Yes, trade agreements make all this happen more quickly and force U.S. workers to compete with even lower-wage laborers elsewhere.
But the problem isn’t where the labor lives; it’s that corporations are rewarded for seeking cheaper labor to begin with.
Some former manufacturing regions are trying a different corporate model
Ironically, the attacks on trade have come at a moment when some former manufacturing regions have been showing signs of revitalization around a very different model of corporate behavior. Studies by Bruce Katz and Jennifer Bradley and by Antoine van Agtmael and Fred Bakker show former industrial cities such as Akron, Ohio, and Albany, N.Y., reinventing themselves as emerging centers of advanced manufacturing in new industries such as polymers and nanotechnology.
How? They have built on the expertise and technical skills left behind by their old industries — tires and rubber production in Akron, IBM research facilities in Albany — and deployed them toward technically advanced 21st-century products.

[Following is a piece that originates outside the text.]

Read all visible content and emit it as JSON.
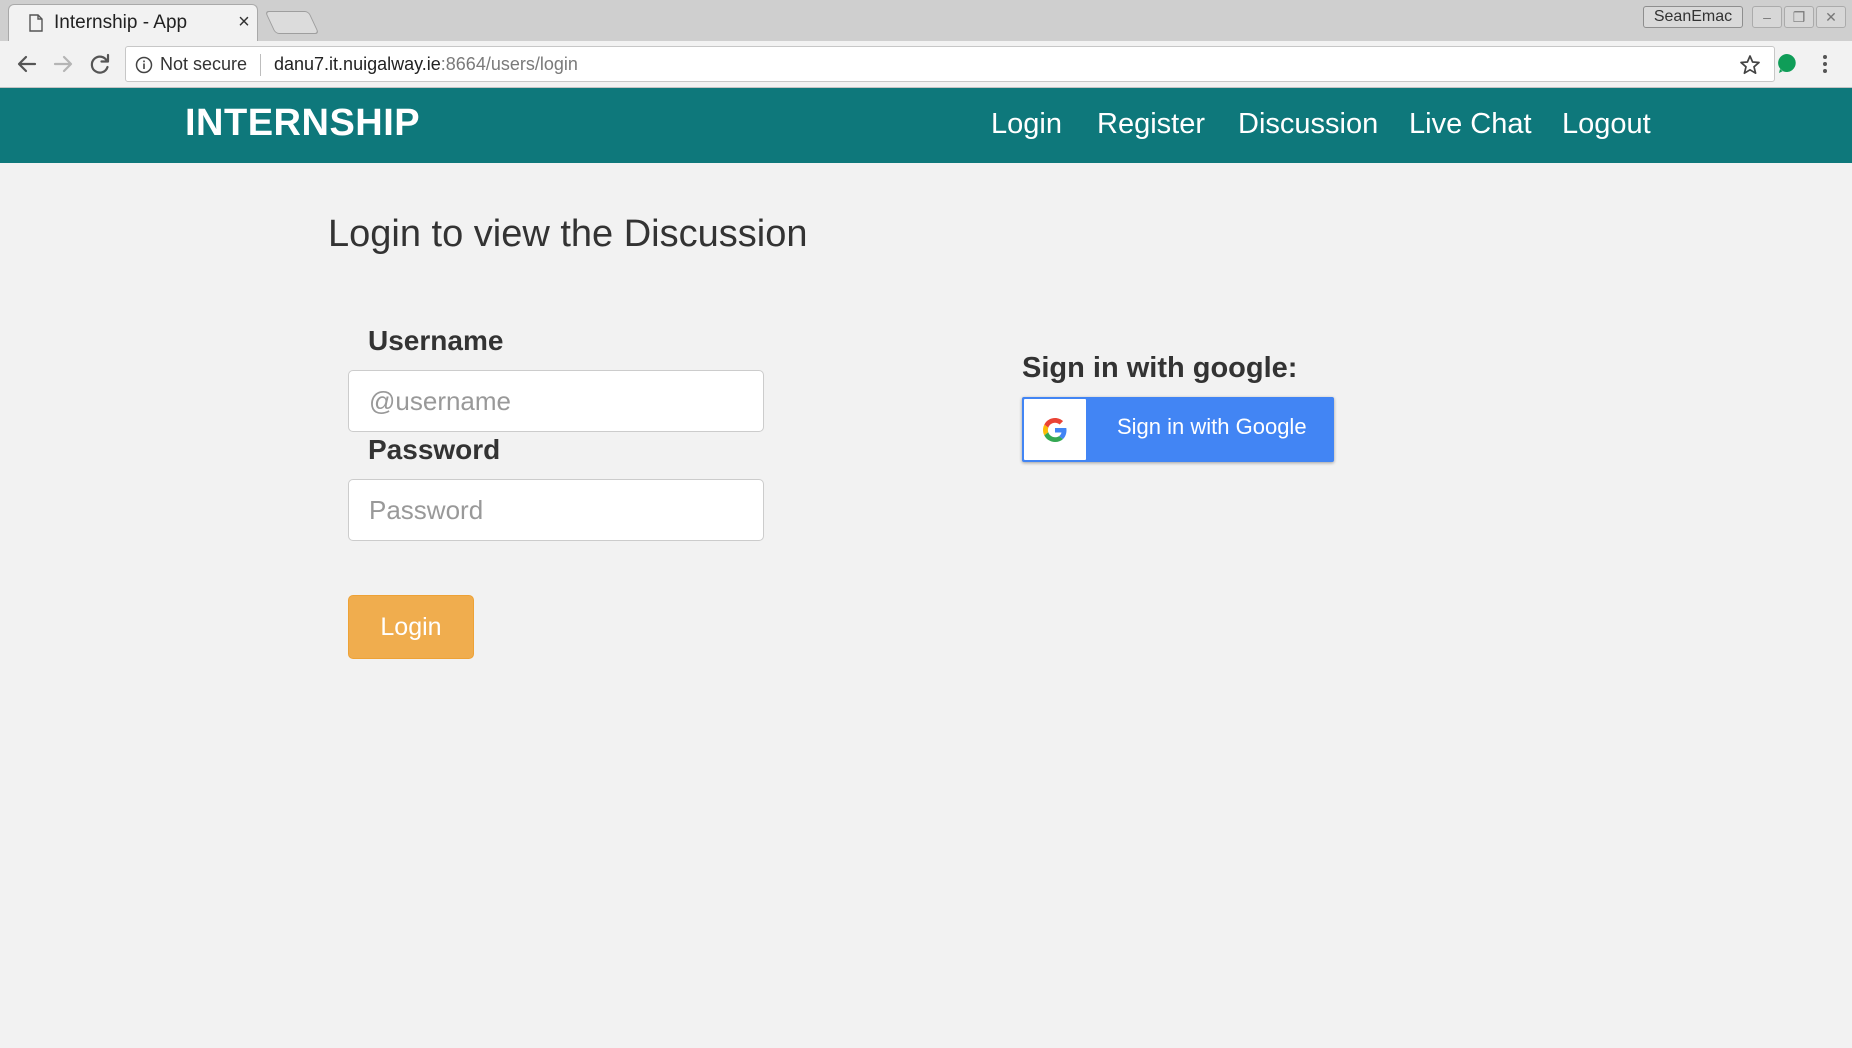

Regional universities such as the University of Akron and the SUNY-Polytechnic Institute have become hubs, creating advanced research programs and serving as centers for collaboration with existing corporations and new start-ups. State and local governments have made key investments in dedicated research facilities (such as SUNY-Poly’s NanoTech Complex) and in start-up grants for new companies (such as Ohio’s Third Frontier program).
The results have been striking. Van Agtmael and Bakker report that Akron’s many small companies in the polymer industry now employ more people than the tire companies did at their peak.
This is not a return to traditional manufacturing. The companies and universities involved work on a collaborative, open-knowledge model. This means that because each has a very specific competitive focus, they are able to share broad insight and work together on innovations from research and new scientific developments (the universities act as coordinators for such projects, which exempts corporate collaboration from anti-trust concerns). The closed, secretive and insular research and development model is a thing of the past.
Another critical difference from traditional manufacturing is that these new industries require workers with advanced training. This is another key role for government, particularly in supporting community colleges that are re-tooling to provide technical training that equips workers for these kinds of positions. Work-study models at universities are also becoming more common in these regions.
Van Agtmael and Bakker describe these regions as new and emerging “brainbelts” that compete not on cheap labor but on the advanced skills and knowledge of companies and workers and the resulting uniqueness and high value of the area’s products. They are competitive by being smarter rather than cheaper — and, it’s hoped, more sustainable because they offer advantages that outweigh cheaper labor.
Attacks on free trade, especially when linked to the closing of a specific factory, may be crowd-pleasers on the campaign trail. Some people win and others lose when international agreements make it easier to move jobs and goods across borders — and the United States has done a poor job of compensating those who lose out. We should do much better for such workers.
But if politicians are truly interested in putting Americans back to work, they might be more successful by learning from, and building on, the policies that are revitalizing deindustrialized cities and regions.
Guian McKee is an associate professor of public policy at the University of Virginia’s Miller Center. He is the author of “The Problem of Jobs: Liberalism, Race, and Deindustrialization in Philadelphia” and is working on a book about the rise of the health-care economy in American cities after World War II.